● **Action item**
The answer must consist of every line in the records below that contains the string "JSON".

● **Records shown**
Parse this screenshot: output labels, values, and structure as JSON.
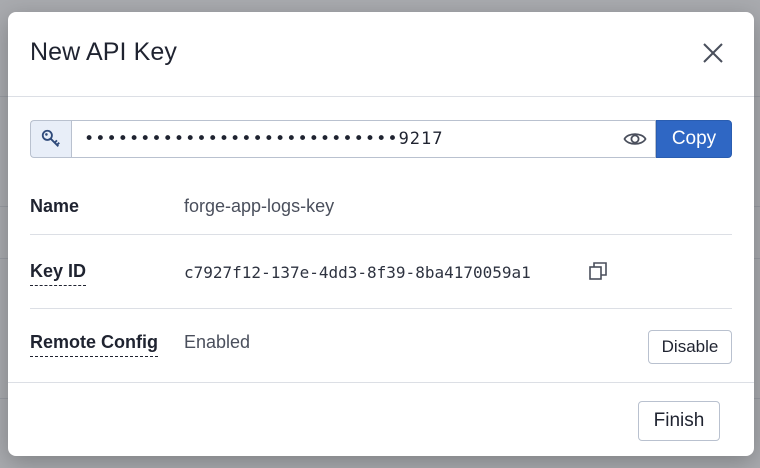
{
  "modal": {
    "title": "New API Key",
    "close_icon": "close-icon"
  },
  "api_key": {
    "prefix_icon": "key-icon",
    "masked_value": "••••••••••••••••••••••••••••9217",
    "reveal_icon": "eye-icon",
    "copy_label": "Copy"
  },
  "details": {
    "name": {
      "label": "Name",
      "value": "forge-app-logs-key"
    },
    "key_id": {
      "label": "Key ID",
      "value": "c7927f12-137e-4dd3-8f39-8ba4170059a1",
      "copy_icon": "copy-icon"
    },
    "remote_config": {
      "label": "Remote Config",
      "value": "Enabled",
      "action_label": "Disable"
    }
  },
  "footer": {
    "finish_label": "Finish"
  },
  "colors": {
    "primary": "#2f67c4",
    "prefix_bg": "#e8eef8"
  }
}
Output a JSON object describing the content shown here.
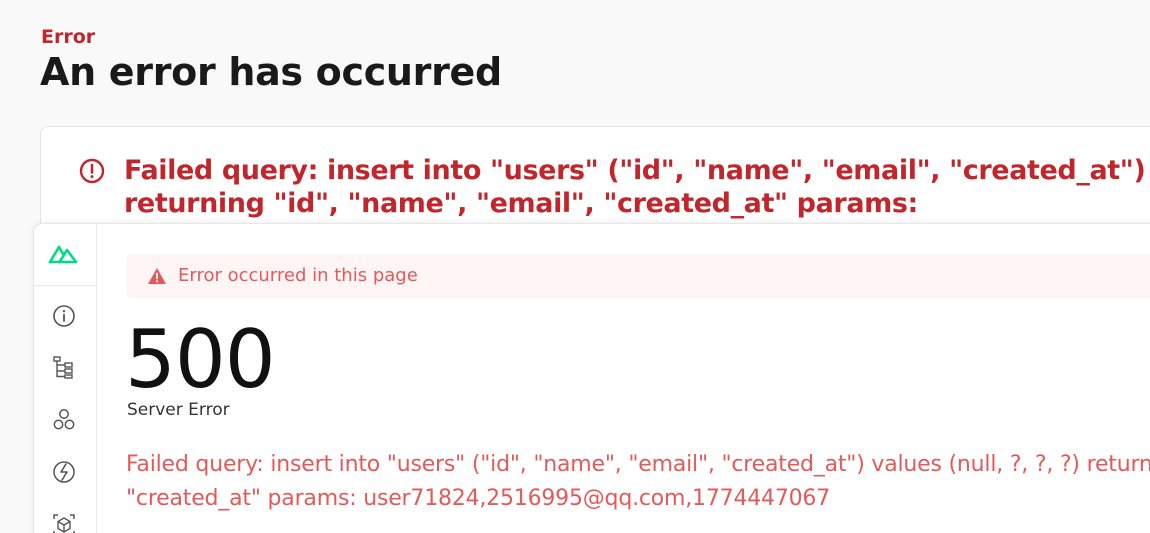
{
  "header": {
    "error_label": "Error",
    "title": "An error has occurred"
  },
  "error_card": {
    "query_line1": "Failed query: insert into \"users\" (\"id\", \"name\", \"email\", \"created_at\") values",
    "query_line2": "returning \"id\", \"name\", \"email\", \"created_at\" params:"
  },
  "devtools": {
    "sidebar": {
      "logo": "nuxt-logo-icon",
      "items": [
        {
          "icon": "info-icon"
        },
        {
          "icon": "component-tree-icon"
        },
        {
          "icon": "components-icon"
        },
        {
          "icon": "hooks-icon"
        },
        {
          "icon": "cube-icon"
        }
      ]
    },
    "banner": {
      "text": "Error occurred in this page",
      "icon": "warning-icon"
    },
    "status_code": "500",
    "status_text": "Server Error",
    "message_line1": "Failed query: insert into \"users\" (\"id\", \"name\", \"email\", \"created_at\") values (null, ?, ?, ?) returning \"id\", \"name\", \"email\",",
    "message_line2": "\"created_at\" params: user71824,2516995@qq.com,1774447067"
  },
  "colors": {
    "error_red": "#c0272d",
    "message_red": "#e45959",
    "nuxt_green": "#00dc82",
    "banner_bg": "#fff5f5"
  }
}
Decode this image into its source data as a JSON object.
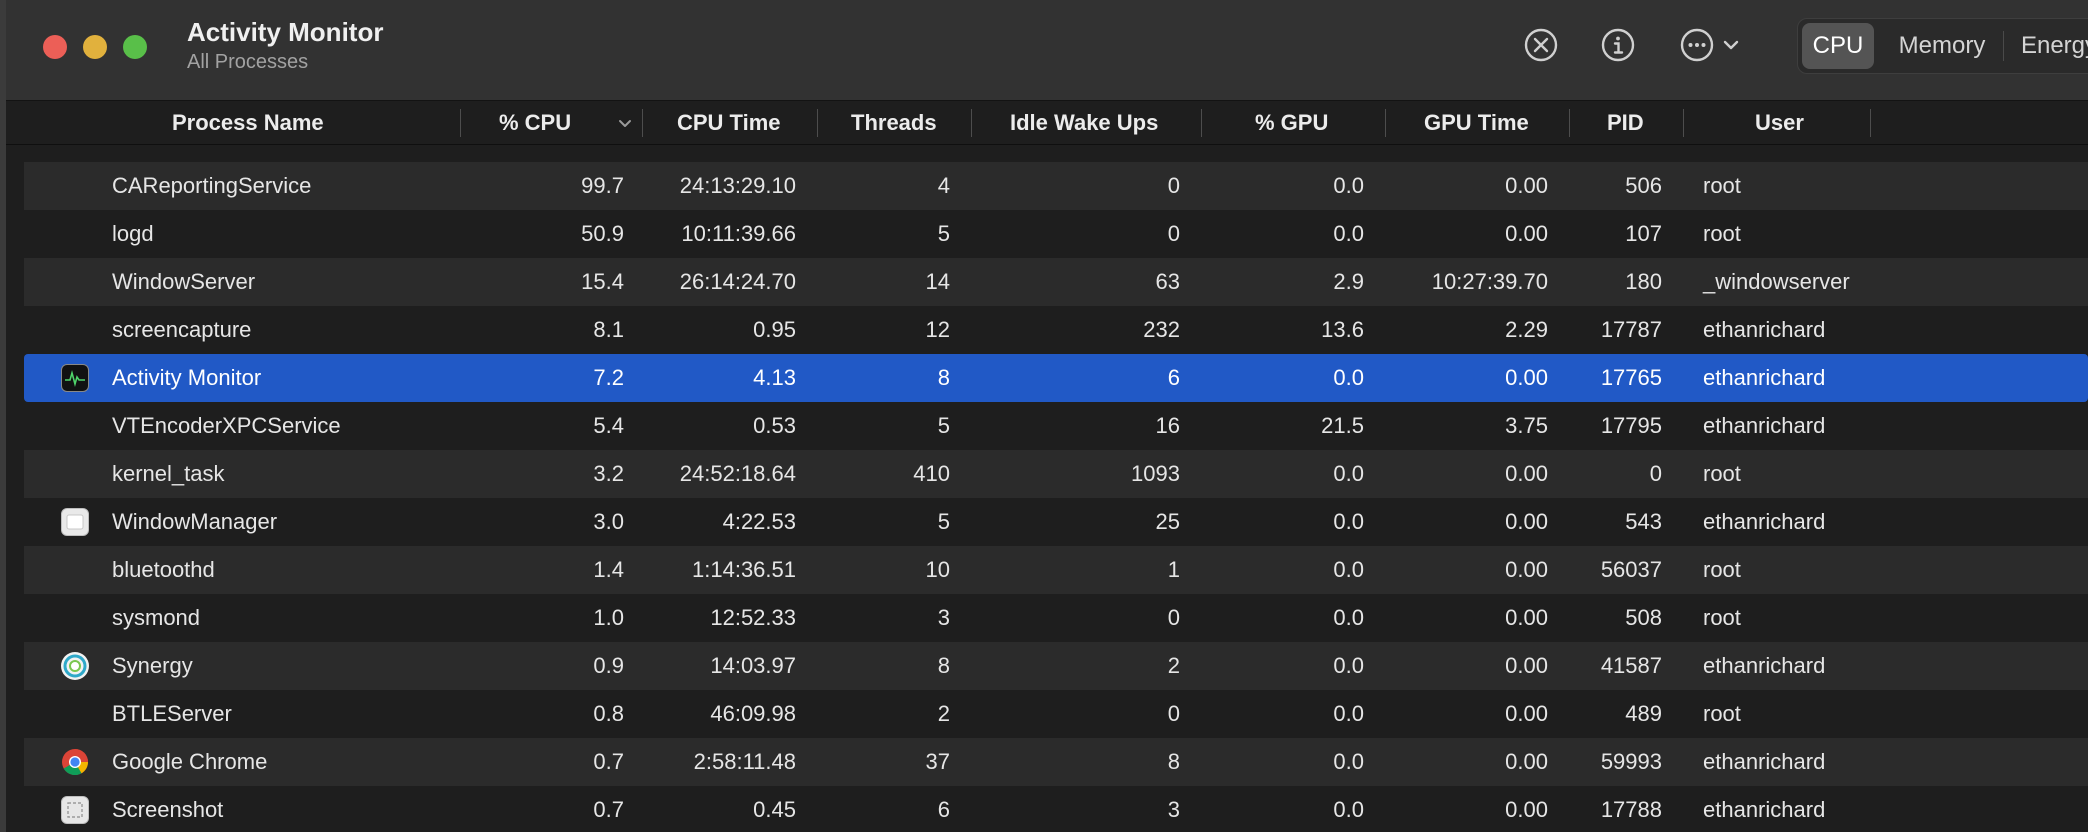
{
  "window": {
    "title": "Activity Monitor",
    "subtitle": "All Processes"
  },
  "toolbar": {
    "stop_icon": "xmark-circle-icon",
    "info_icon": "info-circle-icon",
    "more_icon": "ellipsis-circle-icon",
    "tabs": [
      "CPU",
      "Memory",
      "Energy"
    ],
    "active_tab": "CPU"
  },
  "columns": [
    "Process Name",
    "% CPU",
    "CPU Time",
    "Threads",
    "Idle Wake Ups",
    "% GPU",
    "GPU Time",
    "PID",
    "User"
  ],
  "sort_column": "% CPU",
  "sort_direction": "descending",
  "processes": [
    {
      "name": "CAReportingService",
      "cpu": "99.7",
      "cpu_time": "24:13:29.10",
      "threads": "4",
      "idle_wake_ups": "0",
      "gpu": "0.0",
      "gpu_time": "0.00",
      "pid": "506",
      "user": "root",
      "icon": ""
    },
    {
      "name": "logd",
      "cpu": "50.9",
      "cpu_time": "10:11:39.66",
      "threads": "5",
      "idle_wake_ups": "0",
      "gpu": "0.0",
      "gpu_time": "0.00",
      "pid": "107",
      "user": "root",
      "icon": ""
    },
    {
      "name": "WindowServer",
      "cpu": "15.4",
      "cpu_time": "26:14:24.70",
      "threads": "14",
      "idle_wake_ups": "63",
      "gpu": "2.9",
      "gpu_time": "10:27:39.70",
      "pid": "180",
      "user": "_windowserver",
      "icon": ""
    },
    {
      "name": "screencapture",
      "cpu": "8.1",
      "cpu_time": "0.95",
      "threads": "12",
      "idle_wake_ups": "232",
      "gpu": "13.6",
      "gpu_time": "2.29",
      "pid": "17787",
      "user": "ethanrichard",
      "icon": ""
    },
    {
      "name": "Activity Monitor",
      "cpu": "7.2",
      "cpu_time": "4.13",
      "threads": "8",
      "idle_wake_ups": "6",
      "gpu": "0.0",
      "gpu_time": "0.00",
      "pid": "17765",
      "user": "ethanrichard",
      "icon": "activity-monitor-icon",
      "selected": true
    },
    {
      "name": "VTEncoderXPCService",
      "cpu": "5.4",
      "cpu_time": "0.53",
      "threads": "5",
      "idle_wake_ups": "16",
      "gpu": "21.5",
      "gpu_time": "3.75",
      "pid": "17795",
      "user": "ethanrichard",
      "icon": ""
    },
    {
      "name": "kernel_task",
      "cpu": "3.2",
      "cpu_time": "24:52:18.64",
      "threads": "410",
      "idle_wake_ups": "1093",
      "gpu": "0.0",
      "gpu_time": "0.00",
      "pid": "0",
      "user": "root",
      "icon": ""
    },
    {
      "name": "WindowManager",
      "cpu": "3.0",
      "cpu_time": "4:22.53",
      "threads": "5",
      "idle_wake_ups": "25",
      "gpu": "0.0",
      "gpu_time": "0.00",
      "pid": "543",
      "user": "ethanrichard",
      "icon": "window-manager-icon"
    },
    {
      "name": "bluetoothd",
      "cpu": "1.4",
      "cpu_time": "1:14:36.51",
      "threads": "10",
      "idle_wake_ups": "1",
      "gpu": "0.0",
      "gpu_time": "0.00",
      "pid": "56037",
      "user": "root",
      "icon": ""
    },
    {
      "name": "sysmond",
      "cpu": "1.0",
      "cpu_time": "12:52.33",
      "threads": "3",
      "idle_wake_ups": "0",
      "gpu": "0.0",
      "gpu_time": "0.00",
      "pid": "508",
      "user": "root",
      "icon": ""
    },
    {
      "name": "Synergy",
      "cpu": "0.9",
      "cpu_time": "14:03.97",
      "threads": "8",
      "idle_wake_ups": "2",
      "gpu": "0.0",
      "gpu_time": "0.00",
      "pid": "41587",
      "user": "ethanrichard",
      "icon": "synergy-icon"
    },
    {
      "name": "BTLEServer",
      "cpu": "0.8",
      "cpu_time": "46:09.98",
      "threads": "2",
      "idle_wake_ups": "0",
      "gpu": "0.0",
      "gpu_time": "0.00",
      "pid": "489",
      "user": "root",
      "icon": ""
    },
    {
      "name": "Google Chrome",
      "cpu": "0.7",
      "cpu_time": "2:58:11.48",
      "threads": "37",
      "idle_wake_ups": "8",
      "gpu": "0.0",
      "gpu_time": "0.00",
      "pid": "59993",
      "user": "ethanrichard",
      "icon": "google-chrome-icon"
    },
    {
      "name": "Screenshot",
      "cpu": "0.7",
      "cpu_time": "0.45",
      "threads": "6",
      "idle_wake_ups": "3",
      "gpu": "0.0",
      "gpu_time": "0.00",
      "pid": "17788",
      "user": "ethanrichard",
      "icon": "screenshot-icon"
    }
  ],
  "colors": {
    "selection": "#2159c6",
    "close": "#ec5f57",
    "minimize": "#e1b13d",
    "maximize": "#59bf49"
  }
}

● **Exercise output**
Parse this screenshot: output labels, values, and structure as JSON.
Output a JSON object describing the content shown here.
Decode this image into its source data as a JSON object.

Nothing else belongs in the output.